In this proceeding defendant had the burden to persuade the court that his counsel failed in some manner to represent his interests, which resulted in prejudice to his defense,[8] in which burden he failed. The motion to withdraw a plea of guilty is addressed to the discretion of the court;[9] and as in all discretionary matters, due to his prerogatives and his advantaged position, the trial judge is allowed considerable latitude in the exercise of that discretion, which the appellate court will not interfere with unless it plainly appears that there was abuse thereof.[10] On the basis of the record before us and what has been said herein, we are not persuaded that there was any such abuse of discretion.

Affirmed.

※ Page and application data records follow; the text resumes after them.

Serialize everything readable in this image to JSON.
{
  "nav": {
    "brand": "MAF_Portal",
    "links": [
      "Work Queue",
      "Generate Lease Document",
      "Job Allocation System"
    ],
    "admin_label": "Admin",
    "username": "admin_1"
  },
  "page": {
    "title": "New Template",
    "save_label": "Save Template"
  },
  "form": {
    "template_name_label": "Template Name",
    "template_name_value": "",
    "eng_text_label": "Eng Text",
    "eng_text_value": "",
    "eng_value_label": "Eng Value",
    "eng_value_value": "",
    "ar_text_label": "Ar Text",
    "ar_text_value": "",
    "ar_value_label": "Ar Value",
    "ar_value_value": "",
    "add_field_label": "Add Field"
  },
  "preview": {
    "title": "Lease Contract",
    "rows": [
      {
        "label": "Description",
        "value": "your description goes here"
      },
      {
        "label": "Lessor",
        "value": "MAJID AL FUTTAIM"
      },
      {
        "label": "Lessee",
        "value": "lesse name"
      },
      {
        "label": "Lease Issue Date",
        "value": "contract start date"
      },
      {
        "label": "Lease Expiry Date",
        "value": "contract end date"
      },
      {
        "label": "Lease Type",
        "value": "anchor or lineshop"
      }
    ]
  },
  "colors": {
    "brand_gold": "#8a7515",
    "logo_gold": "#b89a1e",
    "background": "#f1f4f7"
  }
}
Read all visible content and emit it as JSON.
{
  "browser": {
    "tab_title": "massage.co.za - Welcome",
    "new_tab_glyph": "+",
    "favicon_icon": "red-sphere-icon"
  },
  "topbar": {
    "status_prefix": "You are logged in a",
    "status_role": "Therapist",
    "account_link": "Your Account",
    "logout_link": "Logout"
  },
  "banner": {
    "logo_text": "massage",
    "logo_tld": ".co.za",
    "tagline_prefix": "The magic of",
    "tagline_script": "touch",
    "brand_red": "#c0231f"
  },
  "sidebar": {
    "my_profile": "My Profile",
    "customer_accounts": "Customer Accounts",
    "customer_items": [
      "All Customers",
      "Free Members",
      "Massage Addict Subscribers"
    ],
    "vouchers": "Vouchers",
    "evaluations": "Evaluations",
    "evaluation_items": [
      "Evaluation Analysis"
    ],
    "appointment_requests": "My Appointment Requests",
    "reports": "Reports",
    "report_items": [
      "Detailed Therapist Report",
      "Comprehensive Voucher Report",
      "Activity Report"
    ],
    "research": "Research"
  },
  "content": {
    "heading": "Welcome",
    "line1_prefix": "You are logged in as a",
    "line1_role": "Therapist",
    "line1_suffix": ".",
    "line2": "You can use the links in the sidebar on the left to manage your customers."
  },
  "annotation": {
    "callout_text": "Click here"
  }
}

No costs awarded.

ELLETT, C.J., and MAUGHAN, WILKINS and HALL, JJ., concur.


[1] Sec. 76-6-405 and 76-6-412, U.C.A. 1953.

[2] Strong v. Turner, 22 Utah 2d 294, 452 P.2d 323.

[3] Id.

[4] Citing North Carolina v. Alford, 400 U.S. 25, 91 S. Ct. 160, 27 L. Ed. 2d 162.

[5] People v. Hudson, 7 Ill. App.3d 800, 288 N.E.2d 533; People v. Dugan, 4 Ill. App.3d 45, 280 N.E.2d 239; United States v. Nichols, 142 U.S.App.D.C. 194, 440 F.2d 222; State v. Newton, 87 Wash. 2d 363, 552 P.2d 682.

[6] See Strong v. Turner, footnote 2 above; Andreason v. Turner, 27 Utah 2d 182, 493 P.2d 1278; Alires v. Turner, 22 Utah 2d 118, 449 P.2d 241.

[7] Strong v. Turner, footnote 2 above; Sullivan v. Turner, 22 Utah 2d 85, 448 P.2d 907.

[8] Jaramillo v. Turner, 24 Utah 2d 19, 465 P.2d 343.

[9] State v. Garfield, 552 P.2d 129 (Utah).

[10] McGiff v. State, 514 P.2d 199 (Wyo.); Meyer v. U.S., 424 F.2d 1181 (8th Cir.); State v. Huntley, 129 N.J. Super. 13, 322 A.2d 177.